(Image : ABC News - Footage : TVN)
“…those that got in on the ground floor were the lucky ones.”
If you’ve been following us in the last couple of weeks, you’ll know that High Chaparral has recorded Group One winners on both sides of the Atlantic, while he also has most people’s idea of the best juvenile colt in Britain, the unbeaten Toronado. None of us who have seen his stock at auction houses around the world, would be surprised at High Chaparral’s successes: they look the part, and these days, they fetch the sort of money they deserve. It wasn’t always like this though, and like so many stories in this game, those that got in on the ground floor were the lucky ones. There were six Group One winners from his first year at stud, and once that cat was out of the bag, you’d have to put your head down, if you wanted to buy one.
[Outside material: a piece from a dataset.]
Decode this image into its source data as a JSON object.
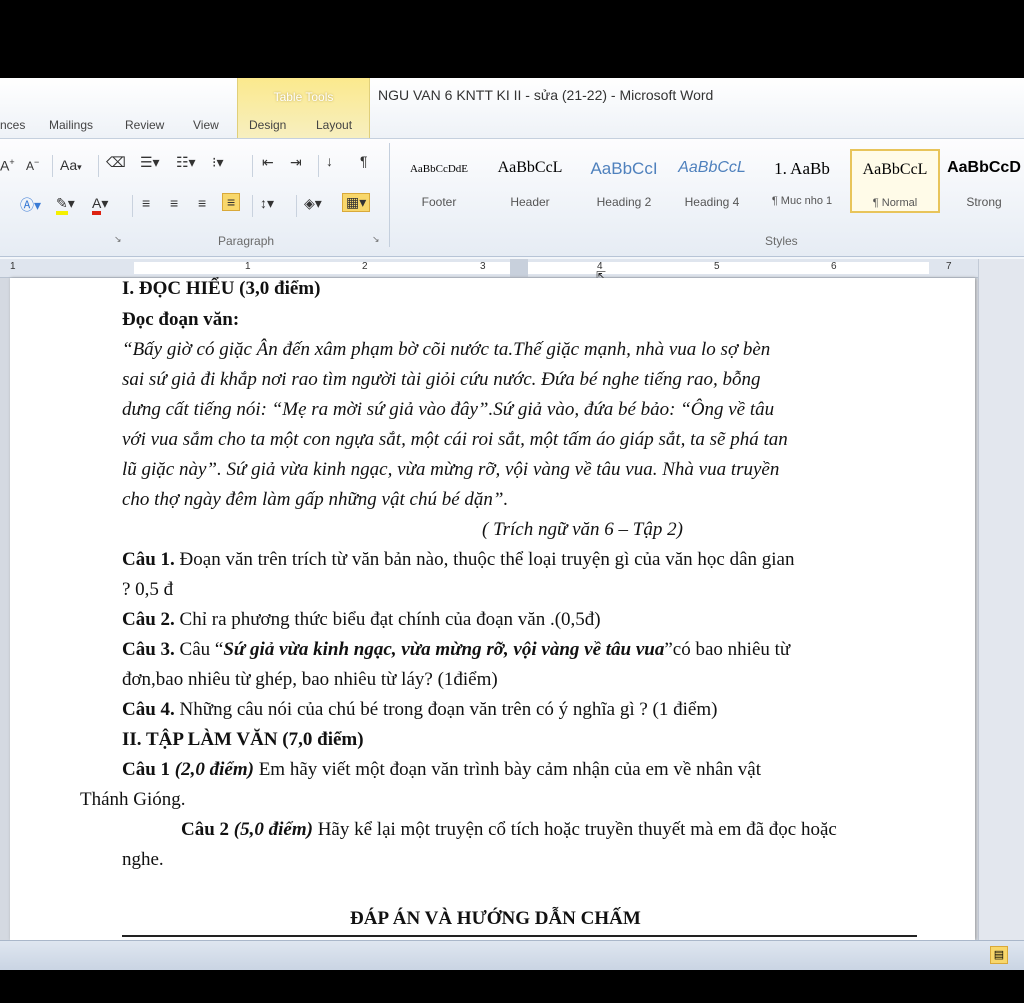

The point was rammed home last weekend, when It’s a Dundeel, a three-year-old from his second New Zealand-bred crop, scooted home in the Spring Champion Stakes (Gr.1) at Randwick, Sydney, reassuring those of us who’ve booked mares this year to High Chaparral’s most accomplished Northern Hemisphere-bred son, Golden Sword, standing his first season at Summerhill Stud this year.
And while we’re on the subject of stallions, it’s pertinent to speak of Admire Main, whose first youngsters strut their stuff at the Ready To Run Gallops on the farm next Friday 19th October. We very nearly witnessed a Sunday Silence-line winner of the Prix de l’Arc de Triomphe (Gr.1) on Sunday in Orfevre, while across the seas in the United States, King David (a son of Hat Trick by Sunday Silence) captured the $400,000 Jamaica Handicap (Gr.1) at Belmont. It’s been hard work establishing this male line outside of Japan, simply because the bulk of the world has lived in blissful ignorance of one of the most potent sire influences international breeding has ever known. Hat Trick himself was a good racehorse, but by no means the best of the Sunday Silences, yet he’s already produced (besides King David), the Cartier Juvenile European Champion of 2011, Dabirsim, and the 2012 Graded Stakes winners Howe Great (for Team Valor) and Zenji.
For the record, Admire Main was one of the top three-year-olds of his generation, unbeaten in his first four starts before going down a neck in the Japanese Derby (Gr.1), and it’s a sign of the respect for which the Japanese themselves hold for this horse, that Yusuke Tsukahara should fly out to represent the Shadai group as part of the panel of judges at the Emperors Palace Ready To Run Gallops on Friday.